News and Notes: 10/10/2007

Notre Dame fans painfully know the rivalry history with Boston College. While the Irish hold a slim 9-7 advantage, the Eagles have won the two biggest meetings in the series. In both instances, Boston College ruined the national championships hopes of Notre Dame both times. Now, the Irish are in the role of spoiler.

Notre Dame, fresh off their first victory of the season over UCLA, will host the Eagles on Saturday afternoon. Kickoff is at 3:43 PM and NBC will have the national television broadcast. Boston College comes into the contest with a 6-0 record and ranked No. 4 in the country. The closest game the Eagles have been in was a 38-28 victory over Wake Forest. Notre Dame will look to unseat Boston College from the ranks of the unbeaten.

But the Irish can do much more. The roles have been reversed twice in this series with Boston College coming into the contest as the underdog. And both times the Eagles beat Notre Dame in South Bend late in the season. In 1993, David Gordon's 41-yard field goal silenced the Irish faithful and gave Boston College a 41-39 win. Notre Dame was 11-0 entering the game. In 2002, with the Irish at 8-0, a foolish Pat Dillingham interception that was returned for a touchdown was the difference in a 14-7 Eagles win. Five years later, the venue is the same but it's Boston College who has national title aspirations.

"We'd love very much to put a damper on their season," head coach Charlie Weis said. "But I think that we understand that they're playing very, very good football and they deserve a high ranking based off of their production. We're going to have to play a very good game to be able to win."

The series, which started back in 1973, has been followed by the Notre Dame head coach and Weis admires the types of individuals each team has on its roster.

"I think that growing up on the East Coast, a Catholic kid on the East Coast, and you were looking at universities, the two universities that were involved in Division I football that you knew very much about were Notre Dame and Boston College," Weis said. "I think the stereotype or the chemistry of the kids are very similar type of kids.

"I think that a better person to ask about their kids might be Barry (Gallup). I know a couple guys I've talked to today, but I think they're the same type of kids that go to both schools that academics are important to them and they're high character kids and there's an obvious rivalry between the two schools because they're very similar in nature."

***A week after being benched for a poor performance in the Michigan State contest, Geoff Price saw the field again in Notre Dame's win over UCLA. The fifth-year senior punter shanked several punts against the Spartans and was replaced by sophomore Eric Maust late in that contest and for the following week against Purdue.

Price responded with a big-time performance last Saturday night. The fifth-year senior booted the ball nine times for an average of 40.3 yards per punt. More importantly, Price pinned UCLA deep in their own territory to give Notre Dame the edge in the field position battle. This was a huge aspect of the contest, especially with Bruins quarterback Ben Olson knocked out of the game in the second quarter and both offenses struggling mightily to move the ball. Weis would like to see more performances like UCLA instead of Michigan State.

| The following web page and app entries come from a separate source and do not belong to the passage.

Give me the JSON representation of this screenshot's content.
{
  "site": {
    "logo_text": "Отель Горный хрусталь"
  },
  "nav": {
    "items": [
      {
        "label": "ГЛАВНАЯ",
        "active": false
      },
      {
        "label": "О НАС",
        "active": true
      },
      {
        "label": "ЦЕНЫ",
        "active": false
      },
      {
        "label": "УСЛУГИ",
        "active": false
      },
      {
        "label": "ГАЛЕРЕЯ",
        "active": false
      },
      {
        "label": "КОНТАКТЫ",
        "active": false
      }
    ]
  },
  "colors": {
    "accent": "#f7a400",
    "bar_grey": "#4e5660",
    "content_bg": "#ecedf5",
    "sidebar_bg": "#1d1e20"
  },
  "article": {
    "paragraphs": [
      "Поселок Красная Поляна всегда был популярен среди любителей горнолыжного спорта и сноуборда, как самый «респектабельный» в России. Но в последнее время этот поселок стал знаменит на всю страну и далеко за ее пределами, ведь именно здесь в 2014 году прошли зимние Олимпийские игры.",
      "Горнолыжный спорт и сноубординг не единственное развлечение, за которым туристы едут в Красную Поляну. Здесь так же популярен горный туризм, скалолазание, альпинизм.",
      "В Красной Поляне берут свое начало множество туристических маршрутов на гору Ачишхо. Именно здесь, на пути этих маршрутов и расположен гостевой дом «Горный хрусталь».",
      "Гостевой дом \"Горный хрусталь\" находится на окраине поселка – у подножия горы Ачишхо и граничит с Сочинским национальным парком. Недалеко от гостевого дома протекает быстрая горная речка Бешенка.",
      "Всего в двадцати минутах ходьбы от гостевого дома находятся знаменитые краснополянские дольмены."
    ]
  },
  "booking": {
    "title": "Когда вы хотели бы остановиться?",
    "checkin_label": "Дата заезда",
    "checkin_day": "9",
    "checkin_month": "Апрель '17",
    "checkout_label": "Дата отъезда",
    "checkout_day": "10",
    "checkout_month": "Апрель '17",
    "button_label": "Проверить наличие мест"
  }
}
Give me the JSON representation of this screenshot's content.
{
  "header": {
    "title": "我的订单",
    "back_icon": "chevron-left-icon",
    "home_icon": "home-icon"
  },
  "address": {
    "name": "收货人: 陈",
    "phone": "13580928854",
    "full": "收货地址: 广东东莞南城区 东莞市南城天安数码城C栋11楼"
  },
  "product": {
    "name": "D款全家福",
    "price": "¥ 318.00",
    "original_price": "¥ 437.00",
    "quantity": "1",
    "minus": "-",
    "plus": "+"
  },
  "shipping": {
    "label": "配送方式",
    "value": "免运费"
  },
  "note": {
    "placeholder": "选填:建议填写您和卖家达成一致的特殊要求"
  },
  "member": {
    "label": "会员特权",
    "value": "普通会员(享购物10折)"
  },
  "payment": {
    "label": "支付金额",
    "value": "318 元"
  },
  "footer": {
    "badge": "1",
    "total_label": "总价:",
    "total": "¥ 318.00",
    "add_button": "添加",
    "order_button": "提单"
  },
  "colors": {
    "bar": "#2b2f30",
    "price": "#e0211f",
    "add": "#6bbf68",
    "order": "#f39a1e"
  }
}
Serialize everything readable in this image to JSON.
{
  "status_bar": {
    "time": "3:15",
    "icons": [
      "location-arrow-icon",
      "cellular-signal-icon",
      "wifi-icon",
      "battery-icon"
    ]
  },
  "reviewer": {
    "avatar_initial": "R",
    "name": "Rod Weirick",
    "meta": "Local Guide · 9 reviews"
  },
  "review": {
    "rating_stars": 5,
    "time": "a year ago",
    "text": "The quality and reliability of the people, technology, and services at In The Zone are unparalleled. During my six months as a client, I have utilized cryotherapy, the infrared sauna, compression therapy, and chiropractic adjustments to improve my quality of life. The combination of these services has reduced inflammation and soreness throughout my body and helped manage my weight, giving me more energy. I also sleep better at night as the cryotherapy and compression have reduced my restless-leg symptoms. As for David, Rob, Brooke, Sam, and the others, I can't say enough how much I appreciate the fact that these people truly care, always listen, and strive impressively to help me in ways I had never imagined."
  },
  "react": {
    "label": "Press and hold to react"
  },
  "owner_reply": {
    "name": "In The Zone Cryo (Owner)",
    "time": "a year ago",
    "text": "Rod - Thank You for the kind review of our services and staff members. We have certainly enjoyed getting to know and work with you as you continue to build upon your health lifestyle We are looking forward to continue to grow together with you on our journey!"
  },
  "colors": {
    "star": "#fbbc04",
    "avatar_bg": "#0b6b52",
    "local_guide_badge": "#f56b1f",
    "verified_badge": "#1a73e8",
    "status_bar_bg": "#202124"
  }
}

"The biggest problem he's had this year is inconsistency," Weis said. "We all know that he's got the leg that can hit the ball 70 yards. But when you go out in the game and hit two or three crummy ones and then drop a snap on top of it, at that position you can't hide.

"I never call a player out, but there's certain positions, the quarterback throws three interceptions, everybody in the stands sees it. An offensive lineman misses three blocks, you might not see it, depending on what happened on the play. But when a punter is out there and the ball goes 25 or 30 yards, it's tough to hide that.

"He's really working on his consistency. I think that last week with the exception of one kick that he didn't hit very well, he punted nine times and I think he had a very, very good day."

***Weis on trying to calm his players down on the sideline after the go-ahead touchdown in the third quarter in the victory over UCLA: "I did talk to them because they were so delirious on the sideline, and at the time we're up 13-6. I think what I was trying to do, I want them to enjoy touchdowns. I want them to be happy and be fired up and everything. But at the same time, we've got almost a half a game to go. We had just taken the lead. There's a lot of football yet to be played.

"I think that the (Maurice) Crum-(John) Ryan strip-sack fumble return for a touchdown really took some of the pressure off the rest of the game because the way the game was going, I think that as long as we didn't turn the ball over there was a good chance we were going to end up winning that game.

"But I think that it was a very good learning experience, and I think it allowed you a very good teaching lesson." Top Stories